Howard took great delight in his grandchildren, Oscar and Pandora, and was so kind to some of my grandchildren, especially six-year-old Kitty, who on one occasion was allowed to travel in that precious and tenderly cared-for Porsche to West Wittering beach, complete with large vanilla ice-cream – the latter being hardly compatible with the Porsche upholstery!  Howard was very understanding!!

He dearly loved his dogs, Teddy and Macintosh, even though the former had developed a penchant for eating £20 notes – and, on one occasion, a picture I had painted and which Howard was to frame.  He also loved motor racing, especially Formula One.  Having once had Nigel Mansell on board one of his flights, he then experienced a high spot when Nigel entertained him right royally at Silverstone.
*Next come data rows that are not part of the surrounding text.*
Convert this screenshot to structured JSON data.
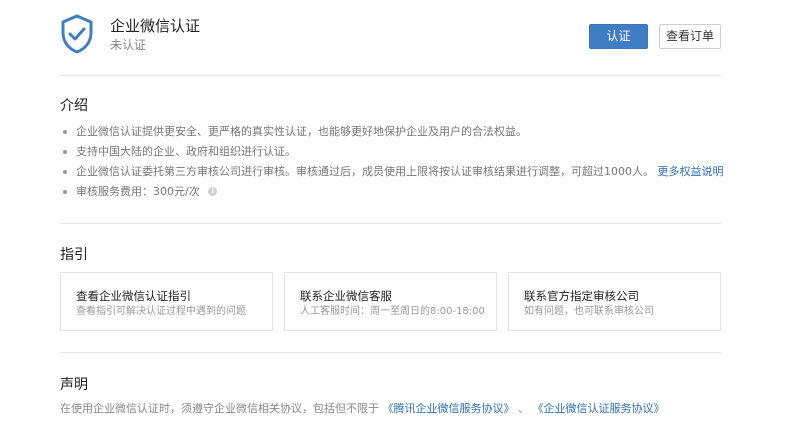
{
  "header": {
    "title": "企业微信认证",
    "status": "未认证",
    "primary_button": "认证",
    "secondary_button": "查看订单",
    "shield_icon": "shield-check-icon",
    "accent_color": "#3f7dc4"
  },
  "intro": {
    "title": "介绍",
    "items": [
      "企业微信认证提供更安全、更严格的真实性认证，也能够更好地保护企业及用户的合法权益。",
      "支持中国大陆的企业、政府和组织进行认证。",
      "企业微信认证委托第三方审核公司进行审核。审核通过后，成员使用上限将按认证审核结果进行调整，可超过1000人。",
      "审核服务费用：300元/次"
    ],
    "more_link": "更多权益说明",
    "info_icon": "info-icon"
  },
  "guide": {
    "title": "指引",
    "cards": [
      {
        "title": "查看企业微信认证指引",
        "desc": "查看指引可解决认证过程中遇到的问题"
      },
      {
        "title": "联系企业微信客服",
        "desc": "人工客服时间：周一至周日的8:00-18:00"
      },
      {
        "title": "联系官方指定审核公司",
        "desc": "如有问题，也可联系审核公司"
      }
    ]
  },
  "statement": {
    "title": "声明",
    "text": "在使用企业微信认证时，须遵守企业微信相关协议，包括但不限于",
    "link1": "《腾讯企业微信服务协议》",
    "separator": "、",
    "link2": "《企业微信认证服务协议》"
  }
}
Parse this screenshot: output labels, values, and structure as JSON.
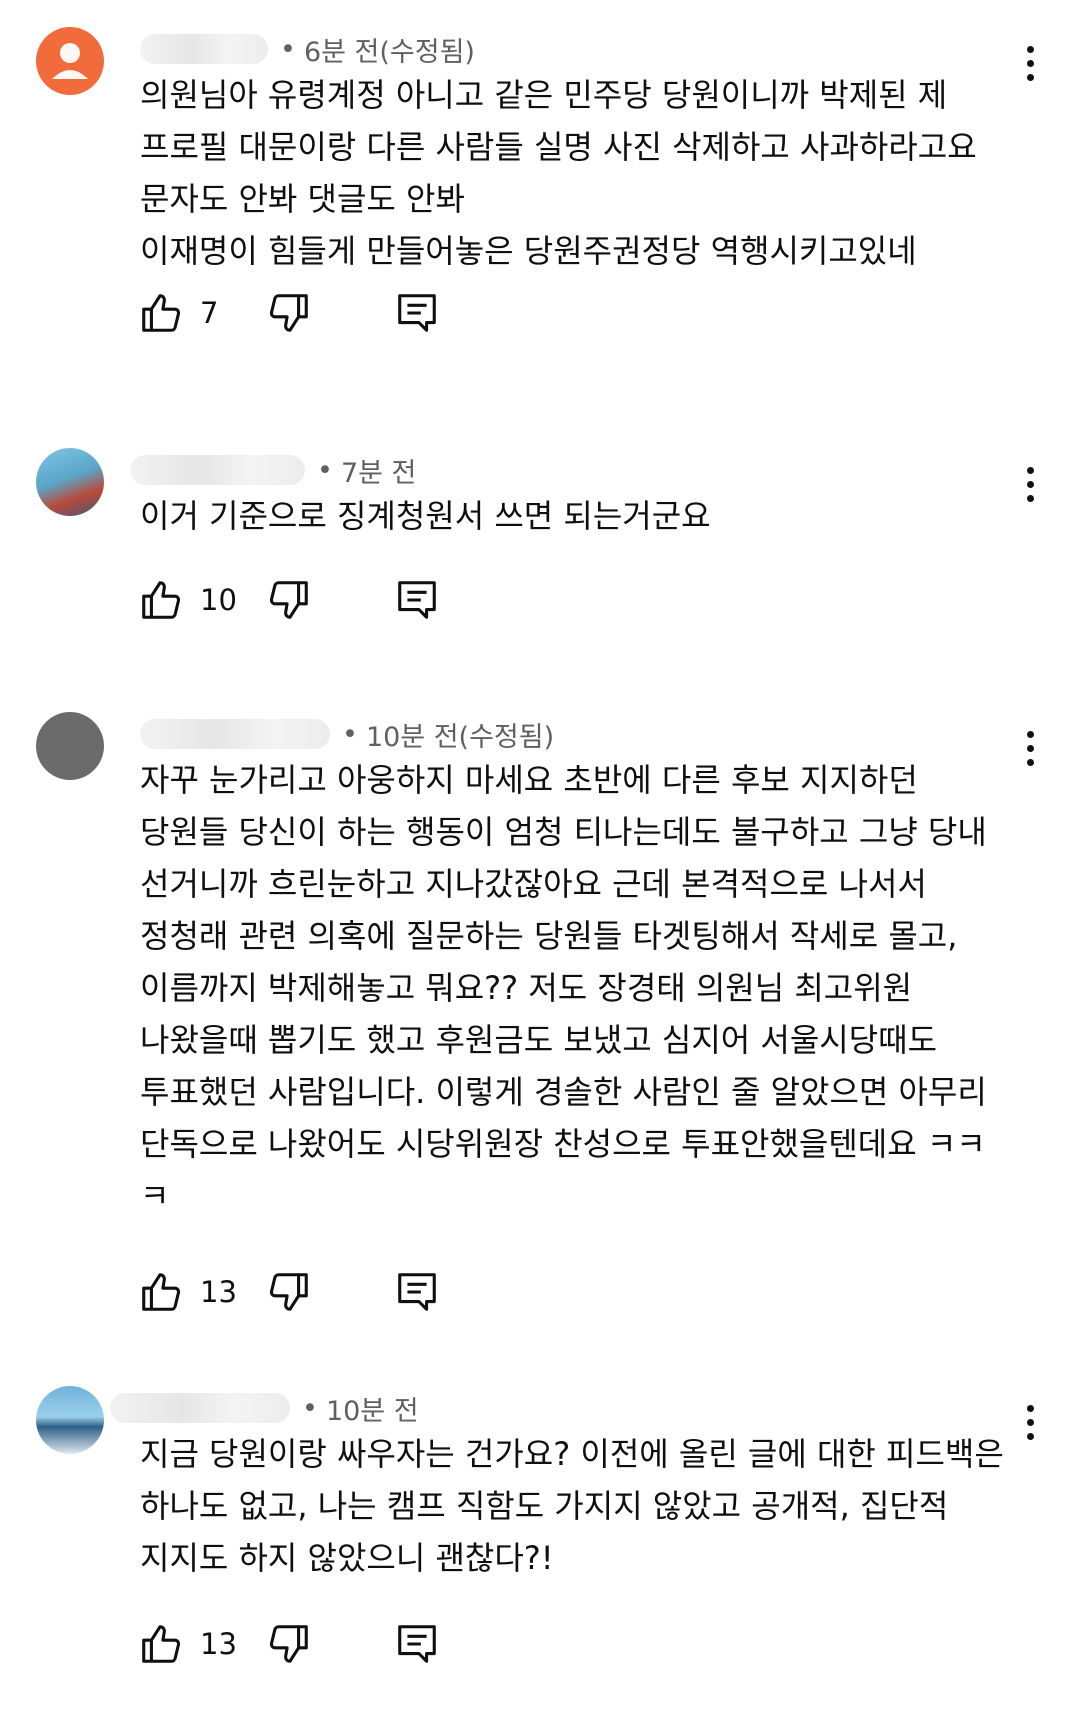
{
  "colors": {
    "avatar1": "#f26b3a",
    "avatar3": "#6b6b6b",
    "text": "#0f0f0f",
    "meta": "#606060"
  },
  "comments": [
    {
      "time": "6분 전(수정됨)",
      "text": "의원님아 유령계정 아니고 같은 민주당 당원이니까 박제된 제\n프로필 대문이랑 다른 사람들 실명 사진 삭제하고 사과하라고요\n문자도 안봐 댓글도 안봐\n이재명이 힘들게 만들어놓은 당원주권정당 역행시키고있네",
      "likes": "7"
    },
    {
      "time": "7분 전",
      "text": "이거 기준으로 징계청원서 쓰면 되는거군요",
      "likes": "10"
    },
    {
      "time": "10분 전(수정됨)",
      "text": "자꾸 눈가리고 아웅하지 마세요 초반에 다른 후보 지지하던\n당원들 당신이 하는 행동이 엄청 티나는데도 불구하고 그냥 당내\n선거니까 흐린눈하고 지나갔잖아요 근데 본격적으로 나서서\n정청래 관련 의혹에 질문하는 당원들 타겟팅해서 작세로 몰고,\n이름까지 박제해놓고 뭐요?? 저도 장경태 의원님 최고위원\n나왔을때 뽑기도 했고 후원금도 보냈고 심지어 서울시당때도\n투표했던 사람입니다. 이렇게 경솔한 사람인 줄 알았으면 아무리\n단독으로 나왔어도 시당위원장 찬성으로 투표안했을텐데요 ㅋㅋ\nㅋ",
      "likes": "13"
    },
    {
      "time": "10분 전",
      "text": "지금 당원이랑 싸우자는 건가요? 이전에 올린 글에 대한 피드백은\n하나도 없고, 나는 캠프 직함도 가지지 않았고 공개적, 집단적\n지지도 하지 않았으니 괜찮다?!",
      "likes": "13"
    }
  ],
  "icons": {
    "like": "thumbs-up-icon",
    "dislike": "thumbs-down-icon",
    "reply": "reply-icon",
    "more": "more-vert-icon"
  }
}
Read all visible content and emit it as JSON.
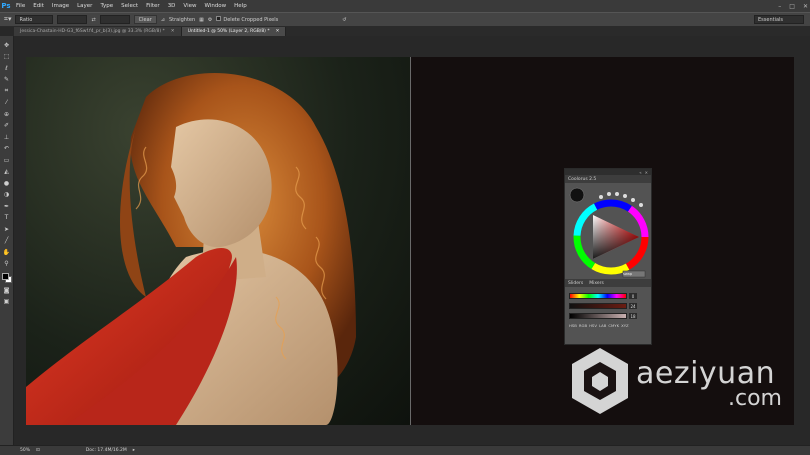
{
  "app": {
    "logo": "Ps"
  },
  "menu": [
    "File",
    "Edit",
    "Image",
    "Layer",
    "Type",
    "Select",
    "Filter",
    "3D",
    "View",
    "Window",
    "Help"
  ],
  "window_controls": [
    "–",
    "□",
    "✕"
  ],
  "options": {
    "ratio": "Ratio",
    "clear": "Clear",
    "straighten": "Straighten",
    "delete_cropped": "Delete Cropped Pixels",
    "workspace": "Essentials"
  },
  "tabs": [
    {
      "label": "Jessica-Chastain-HD-G3_f6Swf.f4_pr_b(3).jpg @ 33.3% (RGB/8) *",
      "active": false
    },
    {
      "label": "Untitled-1 @ 50% (Layer 2, RGB/8) *",
      "active": true
    }
  ],
  "coolorus": {
    "title": "Coolorus 2.5",
    "tab_sliders": "Sliders",
    "tab_mixers": "Mixers",
    "values": [
      "0",
      "24",
      "18"
    ],
    "modes": [
      "HSB",
      "RGB",
      "HSV",
      "LAB",
      "CMYK",
      "XYZ"
    ],
    "btn": "swap"
  },
  "status": {
    "zoom": "50%",
    "doc": "Doc: 17.4M/16.2M"
  },
  "watermark": {
    "line1": "aeziyuan",
    "line2": ".com"
  },
  "colors": {
    "accent": "#31a8ff",
    "drape": "#c4291e",
    "hair": "#b8621c"
  }
}
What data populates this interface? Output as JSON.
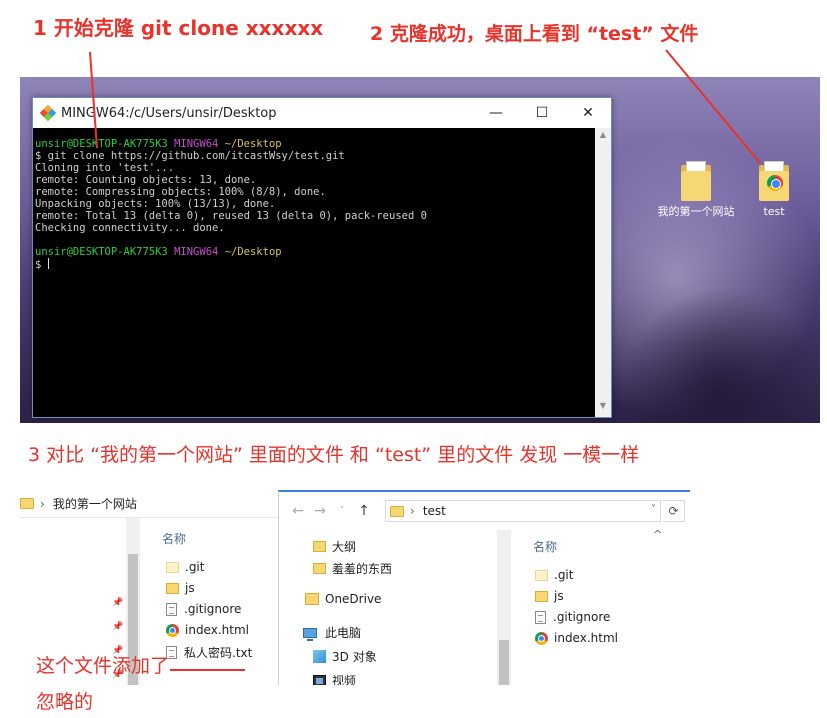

Liz encouraged Howard in a whole series of hobbies and sports but he was a bit of a Mister Toad.  He did make a great success of cookery classes followed by picture framing (another success), fly-fishing and hilarious attempts at pottery when Kitty and I were at their lovely South African house.  He had the greatest difficulty in extracting the air from the clay, nearly becoming apoplectic in the process.  Although he never actually fired one of his creations, it would assuredly have qualified as an entry for the Turner Prize.  In sport, although a natural ball player, he never seemed to match the ability shown in his youth.

We both had a weight problem and decided to join Weightwatchers.  That was both hilarious and sad.  We were the only men attending and one would have thought we had arrived from outer space.  Both staff and punters refused to take us seriously – so we gave up.  Any resulting good achieved would have been negated by our convivial weekly evening meetings at the “Riser” in Nutbourne!!

Howard loved a good subtle joke: he almost died laughing at my oft-repeated story of the Abergavenny Gorilla.  He was a really lovely man, helpful and affectionate, and I very much valued his friendship.  I mentioned the beautiful house in South Africa – his Shangri-La.  He absolutely adored the sun and it seems apposite for me to finish with the last lines of the Rev Eli Jenkins Sunset Poem from Under Milk Wood: “AND TO THE SUN WE ALL WILL BOW, AND SAY GOODBYE – BUT JUST FOR NOW.”